In November 1994, Ralph Brinster and coworkers published two papers that should be regarded as the start of a paradigm shift in reproductive biology. The authors reported on the successful transplantation of germ cells to sterile mouse testes. The donor cells not only survived and proliferated in the recipient testes but they also entered the long and complex process of spermatogenesis, and differentiated into fully functional spermatozoa able to fertilize eggs and give rise to normal offspring (1, 2). The potentials of these novel discoveries were clearly evident to Martin Dym as expressed by his commentary in the same issue of the Proceedings of the National Academy of Sciences of the USA where the original papers were published (3). More recently, these initial findings in the mouse have been partially reproduced in a rat model using a somewhat different technical approach for the transplantation (4). This year, Brinster and coworkers
Rikke Beck Jensen, Ajay Thankamony, Susan M O'Connell, Jeremy Kirk, Malcolm Donaldson, Sten-A Ivarsson, Olle Söder, Edna Roche, Hilary Hoey, David B Dunger and Anders Juul
Short children born small for gestational age (SGA) are treated with a GH dose based on body size, but treatment may lead to high levels of IGF1. The objective was to evaluate IGF1 titration of GH dose in contrast to current dosing strategies.
In the North European Small-for-Gestational-Age Study (NESGAS), 92 short pre-pubertal children born SGA were randomised after 1 year of high-dose GH treatment (67 μg/kg per day) to three different regimens: high dose (67 μg/kg per day), low dose (35 μg/kg per day) or IGF1 titration.
The average dose during the second year of the randomised trial did not differ between the IGF1 titration group (38 μg/kg per day, s.d. 0.019) and the low-dose group (35 μg/kg per day, s.d. 0.002; P=0.46), but there was a wide variation in the IGF1 titration group (range 10–80 μg/kg per day). The IGF1 titration group had significantly lower height gain (0.17 SDS, s.d. 0.18) during the second year of the randomised trial compared with the high-dose group (0.46 SDS, s.d. 0.25), but not significantly lower than the low-dose group (0.23 SDS, s.d. 0.15; P=0.17). The IGF1 titration group had lower IGF1 levels after 2 years of the trial (mean 1.16, s.d. 1.24) compared with both the low-dose (mean 1.76, s.d. 1.48) and the high-dose (mean 2.97, s.d. 1.63) groups.
IGF1 titration of GH dose in SGA children proved less effective than current dosing strategies.

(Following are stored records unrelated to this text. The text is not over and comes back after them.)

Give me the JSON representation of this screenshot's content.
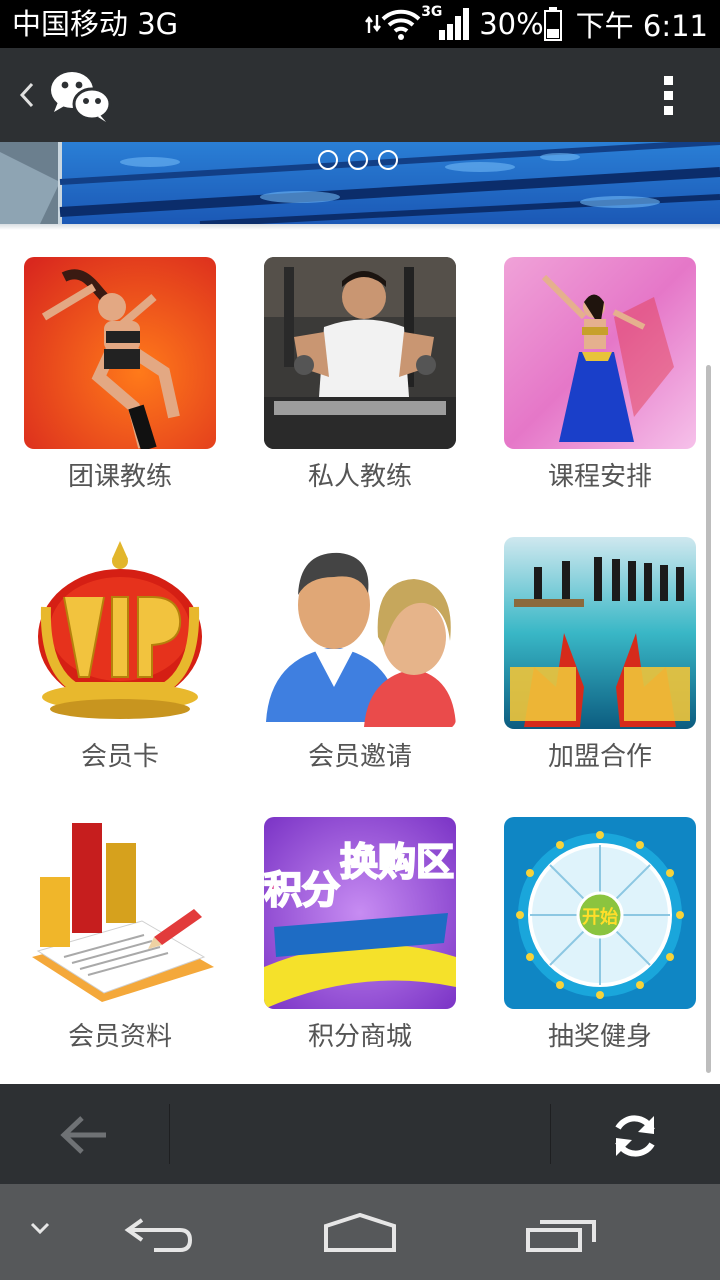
{
  "status_bar": {
    "carrier": "中国移动 3G",
    "network_badge": "3G",
    "battery": "30%",
    "time": "下午 6:11"
  },
  "title_bar": {
    "back_icon": "chevron-left-icon",
    "logo_icon": "wechat-icon",
    "menu_icon": "more-vertical-icon"
  },
  "banner": {
    "page_count": 3,
    "current_page": 0
  },
  "grid": {
    "items": [
      {
        "label": "团课教练",
        "icon": "dancer-photo"
      },
      {
        "label": "私人教练",
        "icon": "weightlifter-photo"
      },
      {
        "label": "课程安排",
        "icon": "belly-dancer-photo"
      },
      {
        "label": "会员卡",
        "icon": "vip-crown"
      },
      {
        "label": "会员邀请",
        "icon": "people-icon"
      },
      {
        "label": "加盟合作",
        "icon": "handshake-win-photo"
      },
      {
        "label": "会员资料",
        "icon": "notebook-chart"
      },
      {
        "label": "积分商城",
        "icon": "points-exchange-banner"
      },
      {
        "label": "抽奖健身",
        "icon": "lottery-wheel"
      }
    ],
    "tile_text": {
      "points_line1": "积分",
      "points_line2": "换购区",
      "lottery_center": "开始"
    }
  },
  "web_toolbar": {
    "back_icon": "arrow-left-icon",
    "refresh_icon": "refresh-icon"
  },
  "nav_bar": {
    "buttons": [
      "chevron-down-icon",
      "back-icon",
      "home-icon",
      "recent-apps-icon"
    ]
  },
  "colors": {
    "status_bar": "#000000",
    "title_bar": "#2d3033",
    "nav_bar": "#56585a",
    "label_text": "#555555"
  }
}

IGF1 titration resulted in physiological IGF1 levels with a wide range of GH dose and a poorer growth response, which indicates the role of IGF1 resistance and highlights the heterogeneity of short SGA children.